Easter Sunday, more than just chocolate candies and Easter Bunnies
By Joe Olvera ©, 2012
Little Ricky Najera, age 4, likes Easter because of candy, colored eggs, cascarones (egg shells filled with confetti and cracked open on someone’s head), and Easter baskets containing toys, more candy, and many more goodies. “It’s just like Christmas, only the presents are smaller,” said Little Ricky, who prefers to be called Big Ricky. But, he doesn’t really know the true meaning of Easter. His three-year-old sister, Victoria, knows even less. To her, Easter means dressing up in new clothes and birthdays. Who’s birthday, Victoria? But, she only shrugs that she doesn’t know. But, oh, yes, she does know about the Easter Bunny. He’s the one who leaves her a basket filled with surprises.

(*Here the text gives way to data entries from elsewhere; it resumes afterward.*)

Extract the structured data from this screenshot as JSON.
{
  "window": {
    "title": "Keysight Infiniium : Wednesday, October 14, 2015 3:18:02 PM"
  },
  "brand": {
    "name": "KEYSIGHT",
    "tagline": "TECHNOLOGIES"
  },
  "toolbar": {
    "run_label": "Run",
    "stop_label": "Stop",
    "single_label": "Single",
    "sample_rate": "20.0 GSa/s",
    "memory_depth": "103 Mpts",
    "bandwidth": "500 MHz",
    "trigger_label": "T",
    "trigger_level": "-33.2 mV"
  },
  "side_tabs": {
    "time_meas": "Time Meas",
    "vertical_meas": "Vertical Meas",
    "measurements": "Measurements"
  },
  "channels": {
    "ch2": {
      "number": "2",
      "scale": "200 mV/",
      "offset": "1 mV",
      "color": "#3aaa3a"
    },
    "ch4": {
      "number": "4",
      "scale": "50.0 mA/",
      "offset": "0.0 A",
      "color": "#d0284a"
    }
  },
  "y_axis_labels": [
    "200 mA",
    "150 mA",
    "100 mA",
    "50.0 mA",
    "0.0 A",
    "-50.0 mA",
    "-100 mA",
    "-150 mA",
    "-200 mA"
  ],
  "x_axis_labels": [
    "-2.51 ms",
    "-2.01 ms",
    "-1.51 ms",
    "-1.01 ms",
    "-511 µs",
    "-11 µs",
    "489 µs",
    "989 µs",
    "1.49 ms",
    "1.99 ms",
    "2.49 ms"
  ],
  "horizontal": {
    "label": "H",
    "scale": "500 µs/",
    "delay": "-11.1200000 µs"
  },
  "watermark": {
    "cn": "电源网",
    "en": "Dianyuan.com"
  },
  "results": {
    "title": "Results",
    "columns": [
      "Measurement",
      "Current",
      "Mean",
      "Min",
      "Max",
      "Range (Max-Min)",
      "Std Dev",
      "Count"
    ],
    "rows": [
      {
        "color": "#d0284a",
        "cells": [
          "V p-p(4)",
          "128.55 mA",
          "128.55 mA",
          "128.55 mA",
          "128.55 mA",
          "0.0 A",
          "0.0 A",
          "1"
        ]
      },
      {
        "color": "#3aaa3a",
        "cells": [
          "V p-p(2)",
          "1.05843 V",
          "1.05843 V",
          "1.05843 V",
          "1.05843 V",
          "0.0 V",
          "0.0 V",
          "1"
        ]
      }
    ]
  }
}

Also known as “Resurrection Day,” Easter marks the end of Lent – a 40-day period of fasting and penance. While some Christians wonder what Easter Sunday has to do with the resurrection of Christ, or what eggs and a bunny have to do with the Holy Day, essentially, what happened is that the ancient Roman Catholic Church mixed the celebration of Jesus’ resurrection with those involving spring fertility rituals, in efforts to make Easter more palatable to non-Christians. Hence, the bunny, known for being extremely fertile and eggs, representing new birth.
To that effect, however, some Christians would rather that the Holy-Day be called “Resurrection Sunday,” rather than Easter Sunday. Too, calling it Resurrection Sunday would be more in keeping with Biblical dogma. But, tradition is tradition, and most Christians like the sound of Easter Sunday, a day in which families gather to attend church and to be together. By celebrating the birth of Christ and his ascendancy into heaven, true believers have faith that when they die, they too will ascend to Heaven and will spend eternity with their Jesus and their God.
Others, however, choose to celebrate Easter in different ways – such as donning their finest clothes as a way of showing off. Women, especially love to wear their flamboyant Easter hats, or bonnets, as they are serenated by their favorite song, “…In your Easter bonnet…you’ll be the grandest lady in the Easter parade.” And, so, yes, Easter parades are a tradition from El Paso to New York, but, none greater than in New York where tourists mix with natives to stroll down Fifth Avenue, which they’ve been doing since the 1880s. Equally well-dressed church-goers will stream in and out of places of worship, where attendance will be at an all-time high. Some of them, however, have not gone to Church since last Christmas.
There is a name for such people. They are called CEOs and this doesn’t mean that they are highly placed officials in their organizations. No, CEO stands for Christmas and Easter Only. Ruben Hernandez is a regular church goer who must get up early to go to Easter Mass this Sunday, if only to find a parking space and a seat inside the church. “I love going to Mass and I make it a point to go every Sunday and on other special occasions,” Hernandez said. “But, sometimes I feel like staying home and not attending Easter Mass because of the crowds. My church should reserve seats for those of us in regular attendance, make the twice-a-year goers stand in the rear.”
Mike Muller said he’s one of the CEOs and he only goes to church on those two Holy days because they are supremely important. “I don’t feel that I’m being selfish in only attending church twice a year,” Muller said. “It’s just my habit. I would go to church every Sunday, but it’s hard for me because of my job. But, Christmas and Easter are such special events, that I absolutely have to go.” Hernandez said, however that he has to be accepting of CEOs because at least they willing to make the sacrifice of being in church when Jesus was born and when he was re-born and ascended into heaven. “So, okay, for two days out of the year I’ll take a back seat and even park my car and walk a little farther. I still love to see my church filled to the brim. Remember, Jesus taught us to love one another, to love our neighbor. That’s what I’m doing.”